When I would arrive at the Cistern house to take Sissy to dinner in my chugging Austin, the entire family would be sitting with their TV trays and their TV dinners (Salisbury steak and unnaturally coloured peas) watching Mutual of Omaha’s animal slaughter. I was made to stand, my eyes averted with the dog sniffing my trousers suspiciously, while the bug-eyed family watched as one of the hosts describe in hideous detail a zebra baby dragged away by a lioness. They watched in rapture as the sound of crunching bones filled the air with the awful narrator talking about “the wheel of life.” I ran to the WC in distress, followed by the wretched dog.

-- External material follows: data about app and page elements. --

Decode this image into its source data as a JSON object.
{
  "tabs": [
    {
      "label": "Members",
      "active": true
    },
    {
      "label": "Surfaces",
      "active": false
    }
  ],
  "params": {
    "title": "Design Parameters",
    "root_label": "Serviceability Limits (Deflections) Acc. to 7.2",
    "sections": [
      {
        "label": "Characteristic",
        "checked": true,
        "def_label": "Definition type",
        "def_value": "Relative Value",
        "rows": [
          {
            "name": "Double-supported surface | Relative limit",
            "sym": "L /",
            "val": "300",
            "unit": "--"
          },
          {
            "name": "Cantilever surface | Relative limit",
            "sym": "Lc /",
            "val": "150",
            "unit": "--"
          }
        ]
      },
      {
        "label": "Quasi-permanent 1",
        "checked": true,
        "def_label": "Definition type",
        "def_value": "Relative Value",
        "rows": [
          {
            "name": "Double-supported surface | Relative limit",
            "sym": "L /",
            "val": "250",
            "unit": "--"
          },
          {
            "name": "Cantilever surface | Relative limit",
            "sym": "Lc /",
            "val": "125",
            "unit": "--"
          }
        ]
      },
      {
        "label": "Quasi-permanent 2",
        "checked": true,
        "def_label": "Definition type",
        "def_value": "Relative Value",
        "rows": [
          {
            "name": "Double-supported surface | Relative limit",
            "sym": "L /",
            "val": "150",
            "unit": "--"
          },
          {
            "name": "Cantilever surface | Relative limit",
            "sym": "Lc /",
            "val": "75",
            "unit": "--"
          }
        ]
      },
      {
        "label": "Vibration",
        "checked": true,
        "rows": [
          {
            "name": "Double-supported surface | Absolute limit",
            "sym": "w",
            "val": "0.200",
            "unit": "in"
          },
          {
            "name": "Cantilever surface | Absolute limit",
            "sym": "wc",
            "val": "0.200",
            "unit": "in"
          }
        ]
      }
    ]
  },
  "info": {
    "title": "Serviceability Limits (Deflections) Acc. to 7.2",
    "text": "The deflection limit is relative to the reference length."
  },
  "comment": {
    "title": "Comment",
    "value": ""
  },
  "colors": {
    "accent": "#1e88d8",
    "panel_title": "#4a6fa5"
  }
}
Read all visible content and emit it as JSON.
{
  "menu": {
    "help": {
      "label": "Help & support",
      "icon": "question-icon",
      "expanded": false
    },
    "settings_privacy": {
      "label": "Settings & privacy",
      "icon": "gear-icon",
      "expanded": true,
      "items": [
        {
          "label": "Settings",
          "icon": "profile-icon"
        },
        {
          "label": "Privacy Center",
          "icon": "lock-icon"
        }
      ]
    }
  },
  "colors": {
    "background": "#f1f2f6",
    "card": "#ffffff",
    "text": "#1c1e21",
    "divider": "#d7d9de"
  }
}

When I returned, somewhat dizzy, with the damned dog sniffing me more enthusiastically, Mr. Cistern wondered if I was the sort of boy his daughter should be with, for it was apparent I did not believe in the wheel of life. The dog now had its snout firmly in my groin. The younger sister, a real blister, I can tell you, opined that Wolf the dog did not appear to trust me.
The room was once again assaulted by the grunting noise of a crocodile pulling a small screaming wildebeest into a murky swamp. More bones cracking. More “wheel of life.” I tore for the bathroom, once again chased by the blasted dog.
I returned with the drooling Wolf to a very skeptical audience. I gathered my name and reputation had been dragged through the mud like the baby baboon they were watching struggle. To top it off, the dog was attempting to demonstrate its distrust by wetting my grey flannel trouser cuffs. It was all too much for me, so I legged it to my little car surrounded by shouts of “the wheel of life” and chased by the appalling dog.
I sat in my auto as the dog flung himself against the car door and murderous family faces filled the bay window and wondered if I would ever meet someone who just liked me for me.
I never did. Instead I met Kitty and live in a comfortable state of truce. But at least I don’t have to watch the butchery of small animals with the sound turned up to a dreadful level, nor eat TV dinners.
The Brigadier was still droning on about his mismatched salt shakers and their reduced value, which his current wife cannot seem to grasp. When he took his breath I shouted:
“Next!” and ordered a well-deserved martini.
Copyright The Major’s Corner 2014